Organize a successful user test in 5 steps
Do you want to organize a user test, but you don’t quite know where to start? We can help you out with this.
If you are facing linked innovation challenges, make sure to visit our page to see how we can help you with that too. For user testing, we at The House of Marketing, use an approach of 5 steps which we will share with you below.
1. Identify the goal of the test
The first question you (and your team) need to ask yourselves is: what question are we trying to answer with this test? It is important to start with a clear hypothesis. Describe as clearly as possible your testing scenario and make it clear through an outline of your research question. You should define what you want to test and how you want to do it. Some examples are: ‘which features should be included?’, ‘Is there a willingness to pay for this product’? Also, make sure to start with the end in mind: think about how you will analyze your experiments or tests and which OMTM to track and measure.
2. Choose the right method & prepare the test
- Choose the right research method(s)

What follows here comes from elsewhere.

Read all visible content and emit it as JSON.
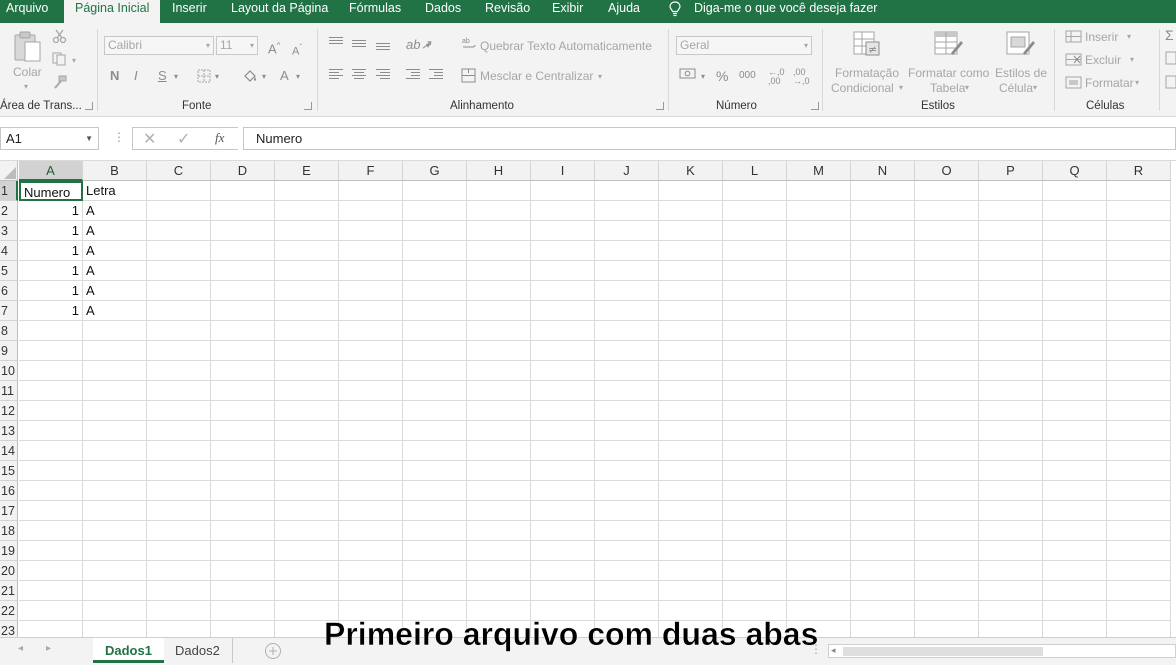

There is a multitude of techniques to choose from. Think about interviewing, observing, generative tools… or even a combination! You will want to select the method that answers your research question the best. This will mainly depend on the maturity of the knowledge & insights you’ve acquired in the past. An important part of that choice is deciding whether you need qualitative or quantitative data. When you truly want to understand the customer’s needs and the motivations behind their choices and preferences, we would suggest you investigate qualitative methods (first). When opting for quantitative research, your questions are more limited. Mostly because of the time and the amount of attention interviewees can give. Ideally, you have a good direction as to which key assumptions are left to be validated. To reach statistically significant results, you’ll need a large sample. Bear in mind that processing this could also require a large effort Consider if you want to do the research yourself, or if you want to externalize it. If you are not an expert, the latter might be your best option.
- Prepare your prototype (or multiple versions)
When you do user tests, you will need well… something to test. Sometimes this can be easy, like building landing pages, an ad, or a newsletter prototype. But sometimes that is not sufficient. When you want to design more elaborate visualizations of your product, service or experience you could use a handy tool or template like Canva, Figma, or Miro. We could also help you in the prototyping process by putting our heads together with Upthrust its digital studio. Consider outsourcing the design of your prototype to experts, this could save you time and increase the quality of the test result.
- Pick a location
Depending on what you are testing and with what method, you can decide the ideal location for your test. This could range from a remote setting to a specialized facility with single-sided mirror.
3. Recruit the right people
Now that you’ve defined your user testing set-up, you’re ready to start recruiting the right people to interview. A few points that matter here are defining the ‘right’ in the right people, where will you recruit them, and how many people you need.
- Who are the “right” people?
Always go back to your persona. Whom are you targeting with your product or service? This helps you to define characteristics to find the respondents you need. Keep in mind that it can be interesting to look broader than your current customer base. Understanding how a potential client interacts with your offer is extremely valuable. Recruiting can be externalized, which again saves you a lot of precious time.
- Where do you recruit?
A true pitfall is to only recruit within your own network. You most certainly will end up with biased results, except of course if you are targeting them with your solution. A better option is to use your existing customer base; you can contact them through your existing communication channels. (Keep in mind the pressure rate) If you want to recruit externally you might use online advertising, test, and learn to find out which targeting works best for recruiting purposes. You might also consider an external agency to help you out.
- How many people do you recruit?
They say 5 is the magic number. Jakob Nielsen already analyzed back in the 1990s that in 83% of his studies, 85% of the problems were observed after just five people. Keep in mind that this is mostly true for qualitative testing. As mentioned, you will need a bigger sample size for your quantitative user tests. Up to you of course how many you will recruit in the end.
4. Conduct the test
Conducting the user test itself could be split into 5 steps. We can provide you with multiple use cases where we applied these 5 steps to see how it happens. First, it starts with setting the right introduction, and second, setting the stage properly. As a third step, you need to invest time in explaining the prototype you are testing, unless you want to explicitly test without giving context, for example through observation techniques. Always ask open questions and make sure the users feel safe to think aloud. Never forget to end with a good debrief and recap what has been discussed.
5. Analyze and report
Think about the best way to analyze your results. The approach will depend on your research method applied in the previous steps. In any analysis, it is good to check for similarities, differences, and extremes. As a final result, you want to have a full report and most of all action steps defined on what is next.
Eager to know more about how we can help you? Or do you want to discover our Innovation circle and get in touch with our experts? Just follow the path and find out everything you can do with the help of The House of Marketing.